** Returning it to the proper owner – if the dish is marked, so much the better - return it as soon as possible. If the dish is not marked and you don’t hear from anyone within a week or two - well, you’ve just inherited a new dish. Don’t be upset if someone recognizes it several months later and wants to take it home again.
** Never return anything dirty or empty – returning a dirty dish is simply insulting. Returning an empty dish symbolizes a future without prosperity. It’s customary to place something inside, a small gift or food of some sort - symbolizing a prosperous relationship with the other person.
WHAT TO BRING AND WHEN
** General rule is simple – bring enough to serve at least 6 people, regardless of the number of people expected to be there. Don’t forget, if everyone brings enough for 6 there will be plenty to feed even 200!!
** When do you bring something – always when joining a large group, always when visiting a new location, always when meeting new people, always when you’re nervous and afraid you won’t fit in.
** When can you get away with NOT bringing anything – if the person you’re visiting is someone you feel comfortable burping or farting in front of chances are real good that you can get away without bringing something to the occasion. In fact, by then your Host/Hostess will probably EXPECT you to show up empty handed.
FINDING SOMETHING APPROPRIATE TO THE SEASON OR OCCASION
** When in doubt: ask – don’t be afraid to ask what’s needed. You may get a desperate plea for something needed or special instructions to blend in with the occasion. After all, you wouldn’t really want to bring liver and onions to a chocolate party, or wine & beer to a recovering alcoholic.
THERE’S NO EXCUSE FOR ARRIVING EMPTY HANDED
** What to do if you don’t cook – the answer to this one is simple * SHOP J There are many delicious ways to fill the need at your local grocers. Don’t forget to check your own pantry first; you just might have something tucked away in the freezer for a special occasion.
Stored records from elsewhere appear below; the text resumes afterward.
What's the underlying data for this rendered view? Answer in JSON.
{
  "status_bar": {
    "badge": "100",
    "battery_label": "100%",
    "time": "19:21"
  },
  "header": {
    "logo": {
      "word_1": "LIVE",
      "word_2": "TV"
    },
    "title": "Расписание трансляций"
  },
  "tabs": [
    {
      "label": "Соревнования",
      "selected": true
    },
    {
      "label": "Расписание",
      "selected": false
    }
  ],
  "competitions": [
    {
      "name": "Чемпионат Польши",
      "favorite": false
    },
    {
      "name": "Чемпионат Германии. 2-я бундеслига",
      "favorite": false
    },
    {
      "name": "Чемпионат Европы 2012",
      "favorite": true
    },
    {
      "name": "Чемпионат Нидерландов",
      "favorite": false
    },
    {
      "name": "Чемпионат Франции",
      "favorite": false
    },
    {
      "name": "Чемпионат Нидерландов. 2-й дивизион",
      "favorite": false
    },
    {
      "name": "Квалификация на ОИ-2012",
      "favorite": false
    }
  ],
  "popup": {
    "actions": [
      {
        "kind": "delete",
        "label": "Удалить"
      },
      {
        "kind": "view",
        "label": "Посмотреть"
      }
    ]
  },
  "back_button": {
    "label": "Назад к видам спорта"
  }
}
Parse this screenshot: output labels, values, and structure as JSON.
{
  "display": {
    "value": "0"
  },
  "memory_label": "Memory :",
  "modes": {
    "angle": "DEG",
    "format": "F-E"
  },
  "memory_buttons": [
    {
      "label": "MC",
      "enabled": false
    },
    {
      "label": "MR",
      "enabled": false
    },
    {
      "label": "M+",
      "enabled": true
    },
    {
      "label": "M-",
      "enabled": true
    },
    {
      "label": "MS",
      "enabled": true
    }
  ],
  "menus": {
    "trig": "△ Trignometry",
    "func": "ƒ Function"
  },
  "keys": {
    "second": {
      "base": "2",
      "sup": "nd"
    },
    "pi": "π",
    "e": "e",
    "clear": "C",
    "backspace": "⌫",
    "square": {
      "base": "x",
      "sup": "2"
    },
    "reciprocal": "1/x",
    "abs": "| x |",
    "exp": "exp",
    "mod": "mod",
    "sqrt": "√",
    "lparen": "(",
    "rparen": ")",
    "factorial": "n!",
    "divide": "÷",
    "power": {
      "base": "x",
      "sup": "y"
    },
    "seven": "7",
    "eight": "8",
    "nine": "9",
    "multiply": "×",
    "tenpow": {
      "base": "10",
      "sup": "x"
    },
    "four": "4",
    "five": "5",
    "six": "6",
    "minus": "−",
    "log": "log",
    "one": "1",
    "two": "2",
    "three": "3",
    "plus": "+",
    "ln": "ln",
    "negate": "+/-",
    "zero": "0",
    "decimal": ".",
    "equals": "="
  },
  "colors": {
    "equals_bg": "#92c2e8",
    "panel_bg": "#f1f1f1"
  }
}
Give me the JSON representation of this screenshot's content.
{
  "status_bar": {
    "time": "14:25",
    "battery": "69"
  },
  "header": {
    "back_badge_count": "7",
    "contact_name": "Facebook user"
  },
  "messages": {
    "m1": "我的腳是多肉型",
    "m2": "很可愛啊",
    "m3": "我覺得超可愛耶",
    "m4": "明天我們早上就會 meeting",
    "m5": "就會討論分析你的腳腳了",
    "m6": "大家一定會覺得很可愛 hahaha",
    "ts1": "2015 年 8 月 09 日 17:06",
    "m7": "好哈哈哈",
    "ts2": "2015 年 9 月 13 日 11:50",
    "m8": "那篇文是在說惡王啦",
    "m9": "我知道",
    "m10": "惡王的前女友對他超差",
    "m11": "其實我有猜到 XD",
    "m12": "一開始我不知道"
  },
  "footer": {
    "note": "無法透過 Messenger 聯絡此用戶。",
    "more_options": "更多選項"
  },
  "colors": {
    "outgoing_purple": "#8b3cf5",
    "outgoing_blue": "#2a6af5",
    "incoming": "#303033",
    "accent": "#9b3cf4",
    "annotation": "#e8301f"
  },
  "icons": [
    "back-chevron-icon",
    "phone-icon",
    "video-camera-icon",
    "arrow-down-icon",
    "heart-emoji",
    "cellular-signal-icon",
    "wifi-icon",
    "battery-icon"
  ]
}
** What to do if you’re broke – check the pantry first, it’s amazing what you can bring together to make a great dish. Example: 1lb hamburger, 1 box macaroni, 1 can stewed tomatoes cooked and combined makes a great dish. It only takes 10-12 teabags and a bottle of spring water to make a gallon of iced tea.
** Even more broke – how about a bag of potato chips, a bottle of soda, or a box of cookies. It’s amazing what you can buy for a couple $$ if you shop a little bit.
** Just plain destitute – Recycle, recycle…in other words, remember that item you received and just couldn’t do anything with?? Chances are good someone else may just appreciate it more than you do.
NOTE: Be careful with this one, you don’t want to be the one other people snicker behind their hands about. “Don’t invite that one!! They always bring their trash with them!!”
** What to do if you're living in a tent –Good rule on this one is to keep it simple. Something that doesn’t require refrigeration or cooking is your best bet. Believe it or not some of the most appreciated items are fresh fruit, water, or chocolate.
** What to do if you’re living in a cave – this one’s pretty extreme, it’s the person with nothing but ketchup in the fridge, along with some unidentifiable green stuff in the corner; peanut butter in the pantry next to a loaf of bread that’s hard as a rock and not a single clean dish anywhere to be found. What does someone like this contribute?? What does anyone really WANT them to contribute?? Well, if there’s a fruit tree growing in the yard they just might have it covered. If not, hopefully, there’s a 7-11 on the way!!